The idea behind the enterprise began to take shape in 2018. Al-Eid said: “Our aim was to recycle food waste into value-added products in a manner that matched the Saudi Vision 2030 strategy.”

Similar to most countries, Saudi Arabia has a food waste problem, but Carbon CPU thought of utilizing it in a way that caused less harm to the environment and also benefitted the animal feed industry.

“Over 90 percent of food waste in Saudi Arabia is dumped into landfills,” said Aldrees. “This produces a lot of gas, including methane, carbon dioxide, hydrogen sulfide and cycloaromatics, and contributes to global warming and air pollution.”

Water and soil were also being contaminated through leachate production, she added. “We’re trying to solve those issues, too.”

The team found that animal farms often struggled to provide enough feed nutrients for livestock such as cows and sheep. Al-Eid said there was a huge shortage of fatty acids, which are used as livestock nutrients and were in high demand from farmers.

“We’re trying to help animals live longer and be more nutritious,” she added.

Carbon CPU’s technology uses a specially developed, eco-friendly reactor to help convert food waste into fatty acids.

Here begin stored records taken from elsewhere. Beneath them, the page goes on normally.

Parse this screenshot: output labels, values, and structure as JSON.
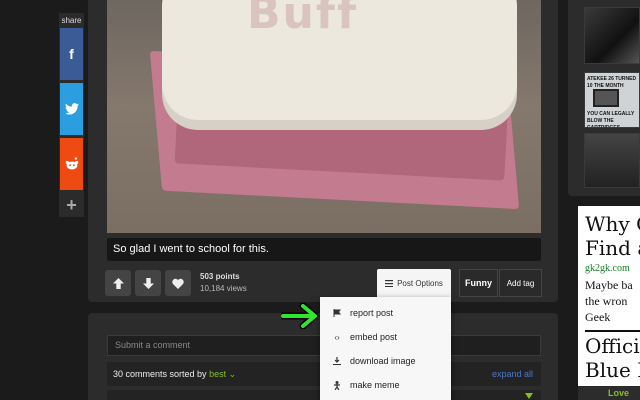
{
  "share": {
    "label": "share",
    "facebook": "f",
    "plus": "+"
  },
  "image": {
    "cake_text": "Buff"
  },
  "post": {
    "caption": "So glad I went to school for this.",
    "points": "503 points",
    "views": "10,184 views",
    "post_options_label": "Post Options",
    "funny_label": "Funny",
    "add_tag_label": "Add tag"
  },
  "dropdown": {
    "items": [
      {
        "label": "report post",
        "icon": "flag-icon"
      },
      {
        "label": "embed post",
        "icon": "code-icon"
      },
      {
        "label": "download image",
        "icon": "download-icon"
      },
      {
        "label": "make meme",
        "icon": "meme-icon"
      }
    ]
  },
  "comments": {
    "input_placeholder": "Submit a comment",
    "count_text": "30 comments sorted by",
    "sort_value": "best",
    "expand_all": "expand all"
  },
  "sidebar": {
    "thumb2_top": "ATEKEE 26 TURNED 10 THE MONTH",
    "thumb2_bottom": "YOU CAN LEGALLY BLOW THE CARTRIDGES",
    "ad_line1": "Why C",
    "ad_line2": "Find a",
    "ad_url": "gk2gk.com",
    "ad_body1": "Maybe ba",
    "ad_body2": "the wron",
    "ad_body3": "Geek",
    "ad_line3": "Officia",
    "ad_line4": "Blue B",
    "love": "Love"
  },
  "colors": {
    "accent_green": "#85bf25",
    "link_blue": "#4e76c9",
    "facebook": "#3b5b97",
    "twitter": "#2b9ee0",
    "reddit": "#ee4b12"
  }
}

“We produce fatty acids from the food waste, extracting them through a liquid-liquid extraction system. The fatty acid oils are then used to help animal feed, as well as the feed and chemical industries,” said Xu.

KAUST has been highly supportive of Carbon CPU, both technically and financially, added Bian. “KAUST, especially the Environmental Biotechnology Lab led by Prof Pascal Saikaly, provided us with the facilities to set up our reactors. The KAUST Innovation and Economic Development department and the Entrepreneurship Center also gave us a lot of guidance on how to push our technology into the market.”

The startup initially faced many challenges that KAUST helped to resolve. As individuals coming from backgrounds mainly in engineering and science, the team lacked the know-how in business that its project needed.

“KAUST made up for our lack of business thinking through training on how to solve business issues and create business modules and find the right customers for our product,” said Bian.